Duke Energy selects Randolph, Chatham sites for industrial development program

April 29, 2013

CHARLOTTE — Duke Energy has chosen a 200-acre former farmland in Randolph County to participate in the utility’s 2013 Site Readiness Program to prepare the farm for potential industrial development.

Located north of Asheboro and west of U.S. 220 Bypass on Heath Road, the farm will undergo a comprehensive assessment for possible industrial recruitment. The land is across the bypass from the former Goodyear plant, north of the Pineview Street exit.

Bonnie Renfro, president of the Randolph County Economic Development Corp., said Duke representatives will likely visit in late May to evaluate the property and submit recommended actions, including a detailed report and conceptual drawings, later this summer.

Duke is also looking at a 1,700-acre mega-site in Chatham County. Strategically located west of Siler City off N.C. 421 and south of Interstate 85, this large parcel of undeveloped land will undergo a comprehensive assessment for possible large-scale industrial recruitment.

“This site has the potential to put Chatham County on a fast track for economic development,” said John Geib, Duke Energy’s economic development director for Chatham County. “It’s an enormous amount of land — about the size of the Charlotte Motor Speedway. That’s the size necessary for a large-scale manufacturing company or automotive project.”

Duke Energy’s Site Readiness Program is designed to help communities served by the utility compete for new companies and jobs.

Geib also noted the Randolph site has tremendous possibilities.

“For the next six months, we’ll assess its strengths for specific target industries,” he added. “We’ve hired McCallum Sweeney, a nationally known consulting firm, to conduct a site study and our land-use planners will assess how feasible it is to build on the site.”

Duke Energy will collaborate with county leaders and local economic development professionals to develop a strategy for providing water, sewer, natural gas and electricity to the site. The parties also will recommend road improvements, easements and rights-of-way that would be required to develop the site, as well as steps necessary to mitigate any potential environmental impacts.

“We are always very happy to do business with successful companies like Duke Energy,” Renfro said. “Our property is a blank slate with a lot of great potential. We are looking for ideas and innovation from the Site Readiness Program to help pull it all together and create new development and new jobs.”

More than 35 counties submitted applications for Duke Energy’s Site Readiness Program in North Carolina and South Carolina. The Randolph County site was one of 10 North Carolina sites chosen by the utility.

After the site’s state of readiness has advanced, Duke Energy’s Business Development Team will actively market the site nationwide to companies looking to expand or relocate their operations.

The recent national recession significantly impacted Randolph County, where 11 percent of the workforce is unemployed.

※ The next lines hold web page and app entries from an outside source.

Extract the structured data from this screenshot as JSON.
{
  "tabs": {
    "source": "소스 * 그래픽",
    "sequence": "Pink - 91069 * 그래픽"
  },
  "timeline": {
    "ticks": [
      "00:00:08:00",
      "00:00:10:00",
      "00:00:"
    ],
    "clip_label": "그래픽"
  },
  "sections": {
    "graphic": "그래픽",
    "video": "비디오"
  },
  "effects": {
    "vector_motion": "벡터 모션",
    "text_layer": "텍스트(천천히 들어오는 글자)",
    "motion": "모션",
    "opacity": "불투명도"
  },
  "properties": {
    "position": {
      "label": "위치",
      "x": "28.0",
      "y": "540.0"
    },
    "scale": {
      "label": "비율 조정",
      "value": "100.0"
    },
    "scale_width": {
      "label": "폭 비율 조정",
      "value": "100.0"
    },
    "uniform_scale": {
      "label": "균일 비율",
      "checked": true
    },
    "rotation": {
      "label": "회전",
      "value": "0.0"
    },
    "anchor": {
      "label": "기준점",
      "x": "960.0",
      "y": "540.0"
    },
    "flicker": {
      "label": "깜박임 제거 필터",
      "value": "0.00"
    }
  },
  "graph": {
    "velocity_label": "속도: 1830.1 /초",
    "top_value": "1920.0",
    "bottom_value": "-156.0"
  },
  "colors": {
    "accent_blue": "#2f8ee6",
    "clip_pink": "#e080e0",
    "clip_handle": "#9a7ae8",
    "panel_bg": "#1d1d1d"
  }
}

“Duke Energy is committed to boosting economic development in Randolph County and all the counties it serves,” said Stu Heishman, Duke Energy’s vice president of economic development. “Our site readiness program has assumed additional importance due to the weak economy and increasing competition among states and regions to attract new companies and jobs.”

Ideal candidates for Duke Energy’s site readiness program are 75 acres or larger, served by the utility. A qualified site can be either a site best suited for a single, large industrial facility, data center or a site well-suited for a potential industrial park (multi-tenant site).

Duke Energy’s program has been recognized by Southern Business & Development Magazine as one of the South’s top site readiness programs. Duke Energy’s overall economic development program has also been consistently named by Site Selection Magazine as one of the nation’s “Top 10 Utility Economic Development Programs.”

For more information, visit www.considerthecarolinas.com.

Source: The Courier Tribune